Petyak had been playing the part of Norway and formed an alliance with the Australian delegation. They sought to build a coalition of support around a proposal he had authored, while maintaining allegiance to their countries wants and needs. The coalition gained steam, making small compromises so that the European Union and Canadian delegations would join. However, the Canadian delegation jumped ship in favor of supporting the United States proposal. Spurred by the Australian delegation, Petyak’s Norway soon followed suit. A vote was conducted, but no conclusion was reached. It would be back to the drawing board for the working group.

“Simulations like this allow students to learn by doing – they take on the role of one of the trade negotiators,” said David Prina, an ICONS simulation researcher. “It is one thing to learn about the divide between developing and developed countries in a book, but it is quite another to actively advocate for special treatment because it will help your nation. Simulations are a great way for students to understand the complexities surrounding important political events by taking on the role of certain actors.”

The “Interagency Response to Darfur” simulation puts participants in the roles of senior U.S. Government officials representing a cabinet department or agency as they worked to push forward an organizational agenda and develop potential courses of action in Darfur. The simulation is designed to better understand the interagency process regarding U.S. policy in Darfur.
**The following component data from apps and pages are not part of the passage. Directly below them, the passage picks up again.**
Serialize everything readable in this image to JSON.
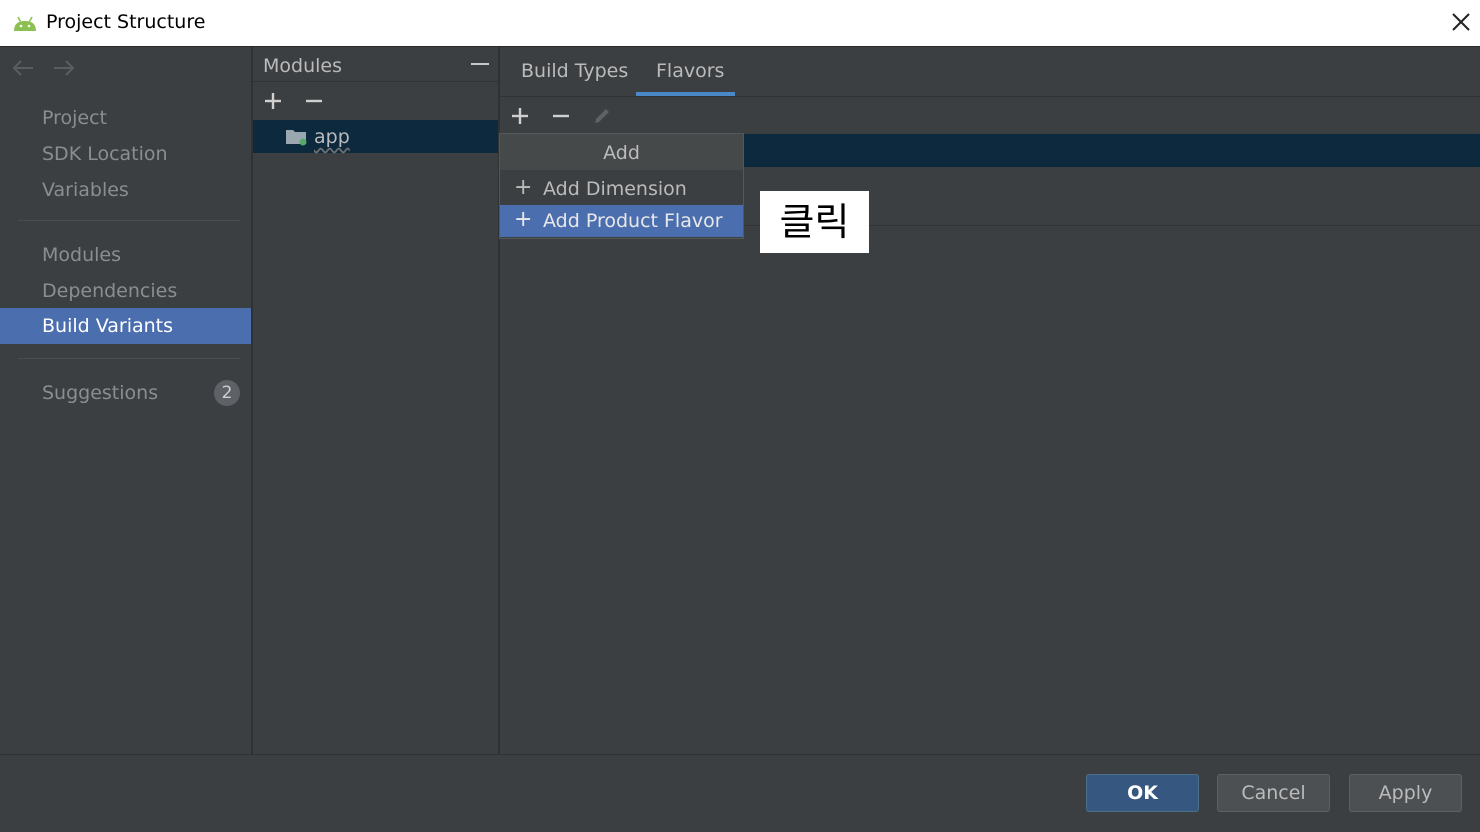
{
  "window": {
    "title": "Project Structure"
  },
  "nav": {
    "items": [
      {
        "label": "Project"
      },
      {
        "label": "SDK Location"
      },
      {
        "label": "Variables"
      },
      {
        "label": "Modules"
      },
      {
        "label": "Dependencies"
      },
      {
        "label": "Build Variants"
      },
      {
        "label": "Suggestions",
        "badge": "2"
      }
    ],
    "selected": "Build Variants"
  },
  "modules_panel": {
    "header": "Modules",
    "items": [
      {
        "label": "app"
      }
    ]
  },
  "main": {
    "tabs": [
      {
        "label": "Build Types"
      },
      {
        "label": "Flavors"
      }
    ],
    "active_tab": "Flavors"
  },
  "popup": {
    "title": "Add",
    "items": [
      {
        "icon": "+",
        "label": "Add Dimension"
      },
      {
        "icon": "+",
        "label": "Add Product Flavor"
      }
    ],
    "highlighted": "Add Product Flavor"
  },
  "annotation": {
    "text": "클릭"
  },
  "footer": {
    "ok": "OK",
    "cancel": "Cancel",
    "apply": "Apply"
  },
  "colors": {
    "accent": "#4b6eaf",
    "tab_underline": "#4a88c7",
    "background": "#3c3f41",
    "selection_row": "#0d293e"
  }
}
The Green Trade and the WTO simulation is expected to be available this September and the Darfur Simulation is expected in 2017 for use in undergraduate and graduate classrooms. A list of currently available simulations can be found on ICONS website at http://icons.umd.edu/education/simulations/catalog.